I may have spent too much of this playthrough reflecting on my relationship to video games as a hobby, rather than merely enjoying LA itself; but it sure seems like this game naturally lends itself to that kind of reflection. One of the most poignant sequences in the game involves a ghost who appears out of nowhere, following you, begging you to lead him to his house. When you do, he looks around the dilapidated structure and mutters, “…Nostalgia… …unchanged… …boo hoo… …Enough… …cemetery… …take me… …my grave…” When the two of you reach his grave, he disappears, finally at rest. (This game marks four out of four in the series so far that feature a large graveyard spanning multiple screens.) Nintendo as a company and Zelda as a series lean hard into nostalgia and reward long-time fans with clever callbacks and references—Breath of the Wild had dozens, including a major, subtle reference to LA—but here is at least one character who has no time for that kind of sentimentality.

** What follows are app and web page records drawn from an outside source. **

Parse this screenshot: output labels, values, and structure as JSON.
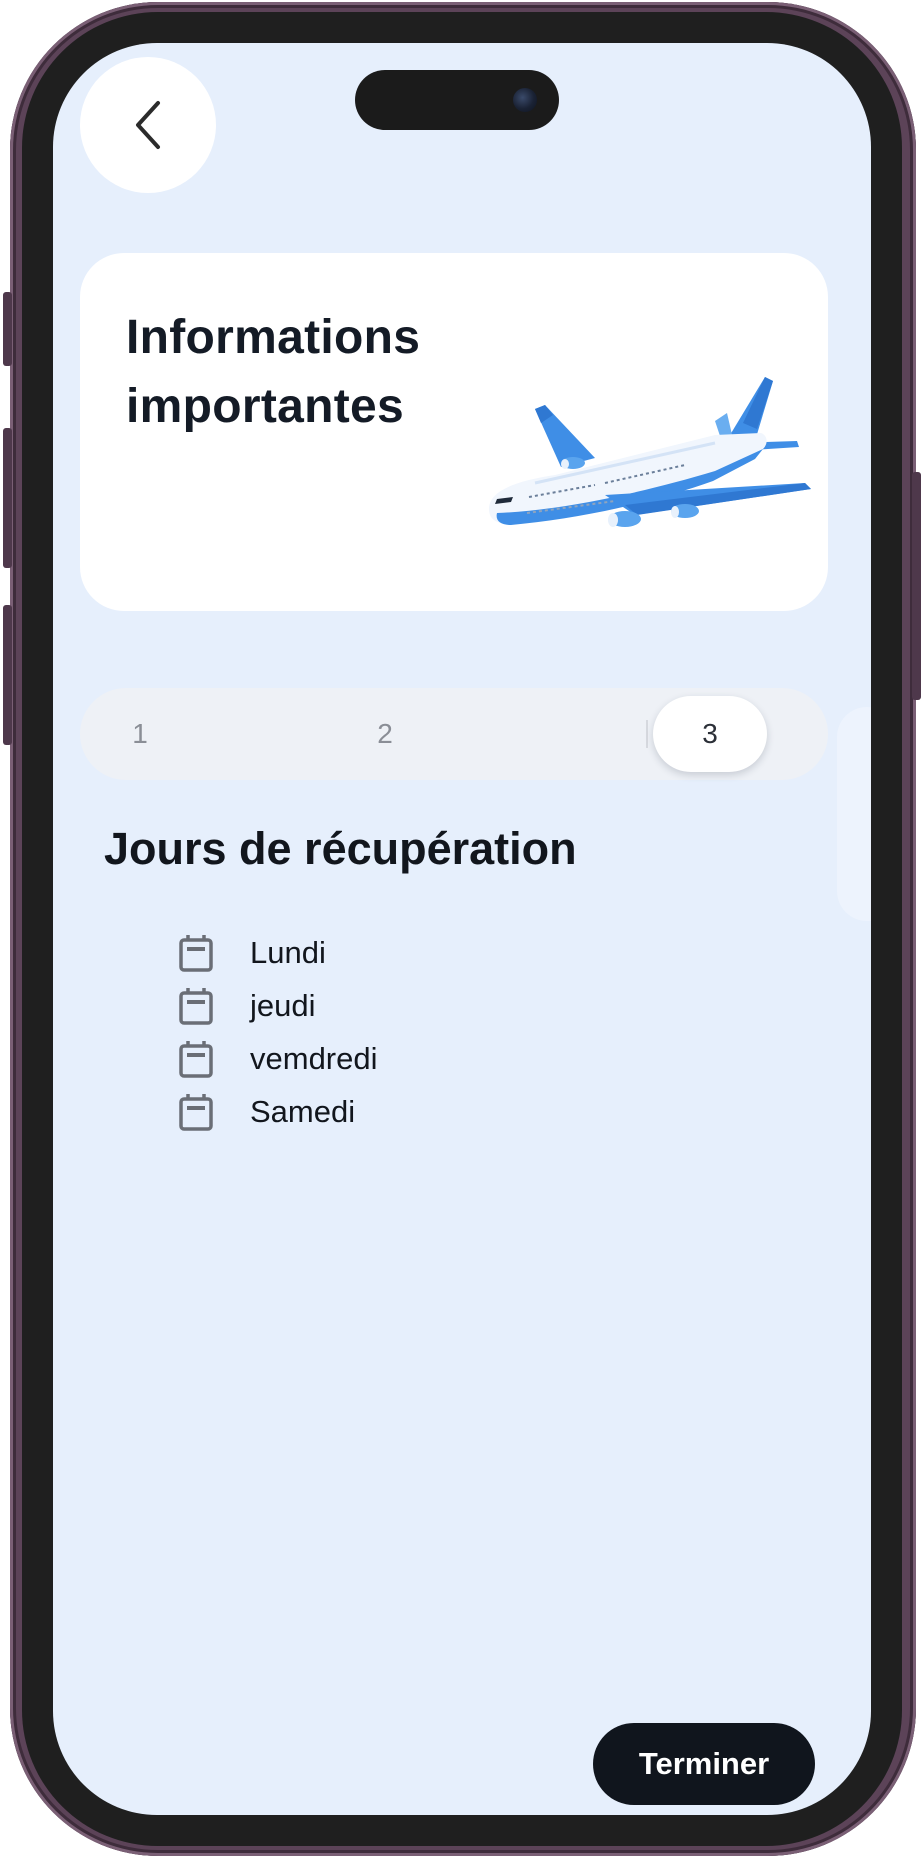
{
  "header": {
    "back_icon": "chevron-left-icon"
  },
  "hero": {
    "title": "Informations importantes",
    "illustration": "airplane-illustration"
  },
  "stepper": {
    "steps": [
      "1",
      "2",
      "3"
    ],
    "active_step": "3"
  },
  "section": {
    "title": "Jours de récupération",
    "day_icon": "calendar-icon",
    "days": [
      "Lundi",
      "jeudi",
      "vemdredi",
      "Samedi"
    ]
  },
  "footer": {
    "finish_label": "Terminer"
  },
  "colors": {
    "screen_bg": "#e6effc",
    "card_bg": "#ffffff",
    "primary_button": "#10151d",
    "accent_blue": "#3f8ee6"
  }
}
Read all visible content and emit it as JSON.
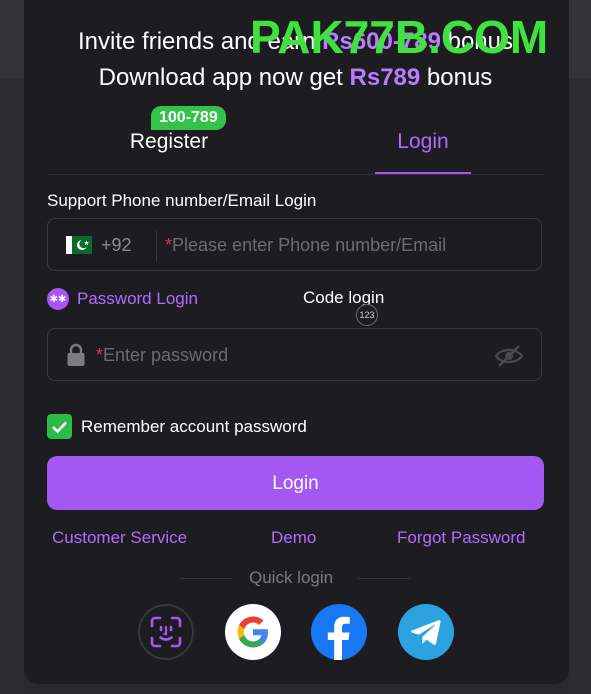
{
  "watermark": "PAK77B.COM",
  "promo": {
    "line1_prefix": "Invite friends and earn ",
    "line1_amount": "Rs600-789",
    "line1_suffix": " bonus",
    "line2_prefix": "Download app now get ",
    "line2_amount": "Rs789",
    "line2_suffix": " bonus"
  },
  "tabs": {
    "register": "Register",
    "register_badge": "100-789",
    "login": "Login",
    "active": "login"
  },
  "form": {
    "support_label": "Support Phone number/Email Login",
    "country_code": "+92",
    "phone_placeholder": "Please enter Phone number/Email",
    "password_placeholder": "Enter password",
    "required_mark": "*"
  },
  "login_options": {
    "password_login": "Password Login",
    "code_login": "Code login",
    "code_icon_text": "123",
    "selected": "password_login"
  },
  "remember": {
    "label": "Remember account password",
    "checked": true
  },
  "login_button": "Login",
  "links": {
    "customer_service": "Customer Service",
    "demo": "Demo",
    "forgot_password": "Forgot Password"
  },
  "quick_login": {
    "label": "Quick login",
    "providers": [
      "face-id-icon",
      "google-icon",
      "facebook-icon",
      "telegram-icon"
    ]
  },
  "colors": {
    "accent": "#a557f1",
    "accent_text": "#b26bff",
    "badge_green": "#33c24a",
    "watermark_green": "#3fe23f",
    "panel_bg": "#1d1c21"
  }
}
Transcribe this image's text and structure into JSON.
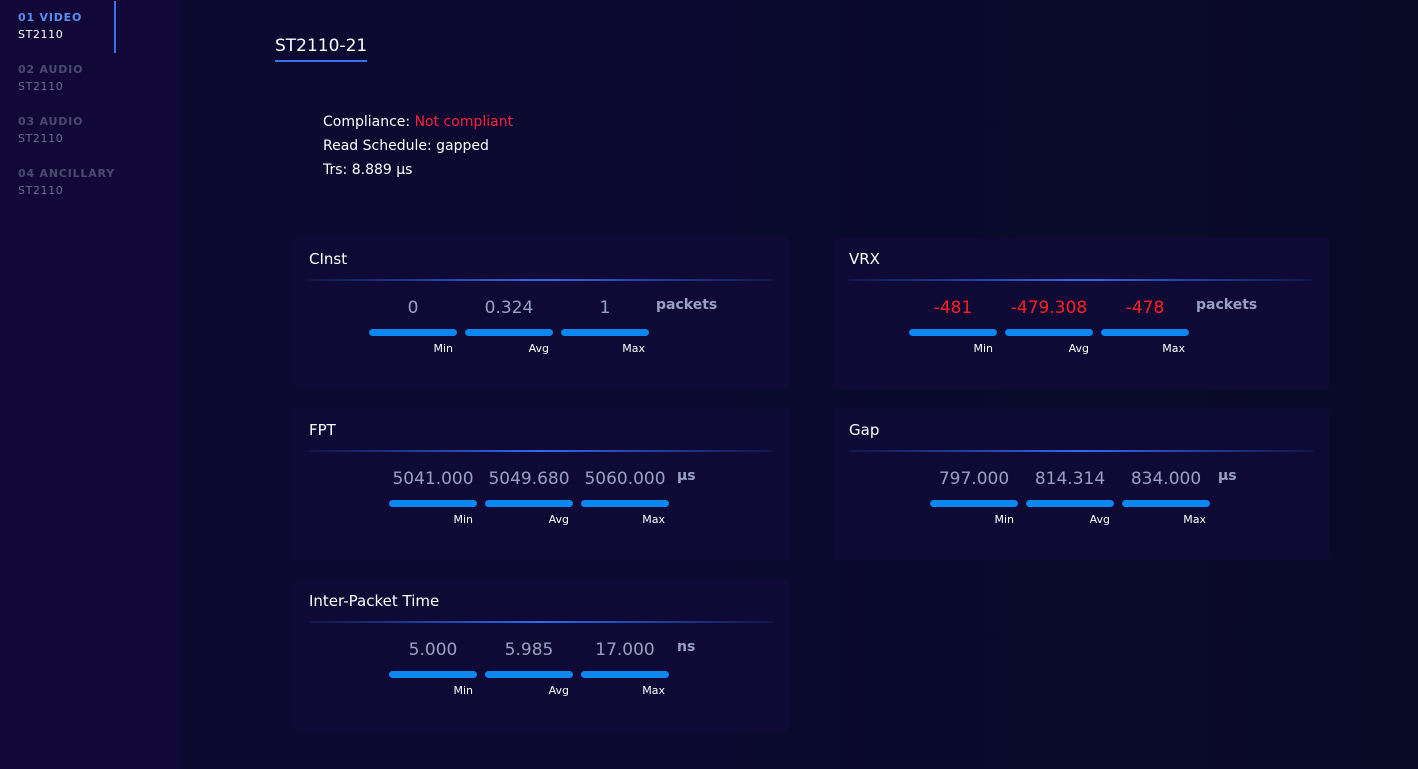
{
  "sidebar": {
    "items": [
      {
        "number_label": "01 VIDEO",
        "type": "ST2110"
      },
      {
        "number_label": "02 AUDIO",
        "type": "ST2110"
      },
      {
        "number_label": "03 AUDIO",
        "type": "ST2110"
      },
      {
        "number_label": "04 ANCILLARY",
        "type": "ST2110"
      }
    ]
  },
  "header": {
    "tab_label": "ST2110-21"
  },
  "info": {
    "compliance_label": "Compliance:",
    "compliance_value": "Not compliant",
    "schedule_label": "Read Schedule:",
    "schedule_value": "gapped",
    "trs_label": "Trs:",
    "trs_value": "8.889 µs"
  },
  "stat_labels": {
    "min": "Min",
    "avg": "Avg",
    "max": "Max"
  },
  "cards": {
    "cinst": {
      "title": "CInst",
      "min": "0",
      "avg": "0.324",
      "max": "1",
      "unit": "packets"
    },
    "vrx": {
      "title": "VRX",
      "min": "-481",
      "avg": "-479.308",
      "max": "-478",
      "unit": "packets"
    },
    "fpt": {
      "title": "FPT",
      "min": "5041.000",
      "avg": "5049.680",
      "max": "5060.000",
      "unit": "µs"
    },
    "gap": {
      "title": "Gap",
      "min": "797.000",
      "avg": "814.314",
      "max": "834.000",
      "unit": "µs"
    },
    "ipt": {
      "title": "Inter-Packet Time",
      "min": "5.000",
      "avg": "5.985",
      "max": "17.000",
      "unit": "ns"
    }
  },
  "colors": {
    "accent": "#3a6ff0",
    "bar": "#0c86f0",
    "error": "#ff1e3c",
    "background": "#0c0a2c"
  }
}
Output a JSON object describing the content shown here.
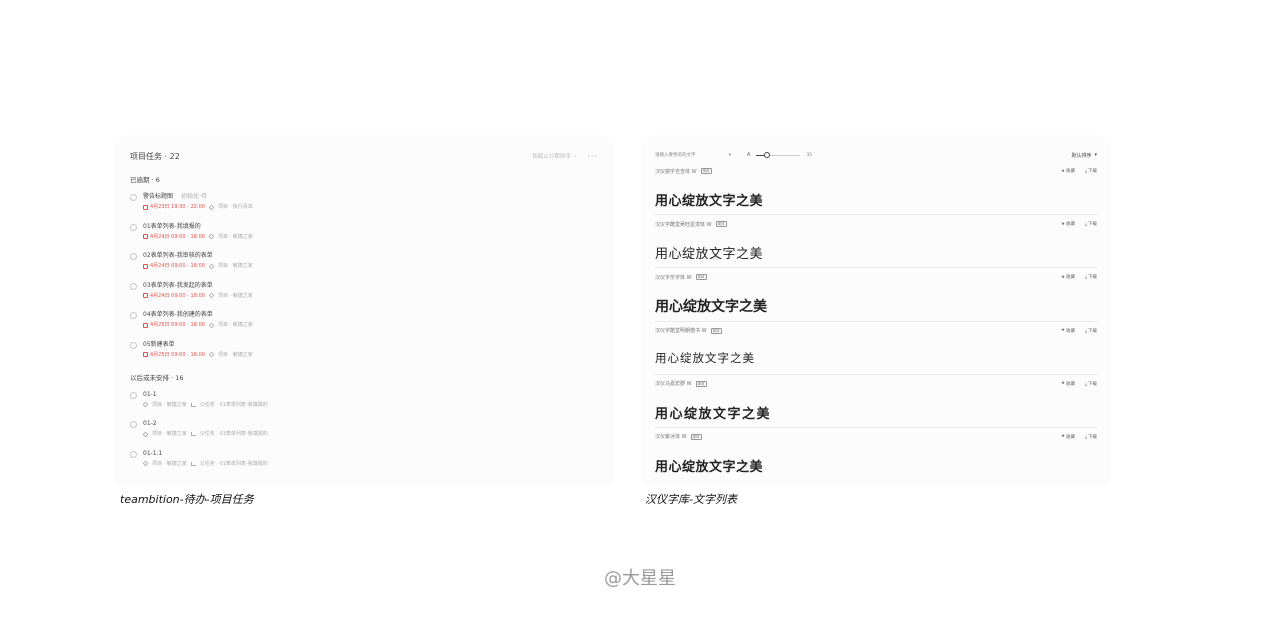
{
  "left_panel": {
    "title": "项目任务 · 22",
    "sort_label": "按截止日期排序",
    "more": "···",
    "section_overdue": "已逾期 · 6",
    "overdue_tasks": [
      {
        "title": "警告标题图",
        "tag": "初始化·待",
        "time": "4月23日 19:30 - 22:00",
        "project": "项目 · 执行清单"
      },
      {
        "title": "01表单列表-我填报的",
        "tag": "",
        "time": "4月24日 09:00 - 18:00",
        "project": "项目 · 敏捷之家"
      },
      {
        "title": "02表单列表-我审核的表单",
        "tag": "",
        "time": "4月24日 09:00 - 18:00",
        "project": "项目 · 敏捷之家"
      },
      {
        "title": "03表单列表-我发起的表单",
        "tag": "",
        "time": "4月24日 09:00 - 18:00",
        "project": "项目 · 敏捷之家"
      },
      {
        "title": "04表单列表-我创建的表单",
        "tag": "",
        "time": "4月25日 09:00 - 18:00",
        "project": "项目 · 敏捷之家"
      },
      {
        "title": "05新建表单",
        "tag": "",
        "time": "4月25日 09:00 - 18:00",
        "project": "项目 · 敏捷之家"
      }
    ],
    "section_later": "以后或未安排 · 16",
    "later_tasks": [
      {
        "title": "01-1",
        "project": "项目 · 敏捷之家",
        "parent": "父任务 · 01表单列表-我填报的"
      },
      {
        "title": "01-2",
        "project": "项目 · 敏捷之家",
        "parent": "父任务 · 01表单列表-我填报的"
      },
      {
        "title": "01-1.1",
        "project": "项目 · 敏捷之家",
        "parent": "父任务 · 01表单列表-我填报的"
      }
    ]
  },
  "right_panel": {
    "search_placeholder": "请输入要预览的文字",
    "search_arrow": "▾",
    "size_label": "A",
    "size_value": "35",
    "slider_level": 0.25,
    "sort_label": "默认排序",
    "sort_arrow": "▾",
    "fonts": [
      {
        "name": "汉仪镜字吉吉体 W",
        "badge": "简体",
        "collect": "收藏",
        "download": "下载",
        "sample": "用心绽放文字之美",
        "style": "s-bold"
      },
      {
        "name": "汉仪字酷堂吴旺星泼体 W",
        "badge": "简体",
        "collect": "收藏",
        "download": "下载",
        "sample": "用心绽放文字之美",
        "style": "s-regular"
      },
      {
        "name": "汉仪字乐字体 W",
        "badge": "简体",
        "collect": "收藏",
        "download": "下载",
        "sample": "用心绽放文字之美",
        "style": "s-heavy"
      },
      {
        "name": "汉仪字酷堂明朝楷书 W",
        "badge": "简体",
        "collect": "收藏",
        "download": "下载",
        "sample": "用心绽放文字之美",
        "style": "s-light"
      },
      {
        "name": "汉仪马嘉宏野 W",
        "badge": "简体",
        "collect": "收藏",
        "download": "下载",
        "sample": "用心绽放文字之美",
        "style": "s-brush"
      },
      {
        "name": "汉仪紫冰体 W",
        "badge": "简体",
        "collect": "收藏",
        "download": "下载",
        "sample": "用心绽放文字之美",
        "style": "s-bold"
      }
    ]
  },
  "captions": {
    "left": "teambition-待办-项目任务",
    "right": "汉仪字库-文字列表"
  },
  "watermark": "@大星星"
}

Maybe there’s a simpler explanation to my ambivalence about video gaming: It reminds me of the awkward, clumsy six- or nine-year-old who turned to Nintendo because the pixelated lines on screen were so much clearer than the self-consciousness and insecurity clouding the real world. It reminds me of the way he would lose hours zoning out with Link and Mario, shutting off his experience of real life. (“Remember, you…too…are in……the dream…”) I had friends and connected easily with others, but I was intimidated by boys and all the ways they seemed to relate so naturally, especially through sports. Back then gaming gave me a framework to connect (literally, to physically connect with cords, like the link cable that connected one Game Boy to another for trading Pokémon) with others. I don’t like to revisit all that self-consciousness and insecurity. I like to believe it exists wholly in the past—to bury it, as it were, with all the other regrets and shames in a graveyard that spans many screens.
I’m writing this a couple days after the Opening Ceremonies of the Tokyo Olympics, which were scored by a series of orchestral covers of video game soundtracks, celebrating and embracing the canon as a major cultural pillar and export of Japan, fully confirming video gaming as a mainstream hobby. There have been seasons of my life when gaming became a compulsion, clearly out of balance, clearly bearing emotional weight that belonged somewhere else. And there have been seasons of life when gaming was a hobby, a way to let my productivity-oriented brain relax, even rest. That’s the kind of play I want, and probably need, more of: not zoning out but present and engaged, not losing myself but enjoying myself, and enjoying a world that someone else—even a sleeping Wind Fish—imagined.
Read the other essays in this series here.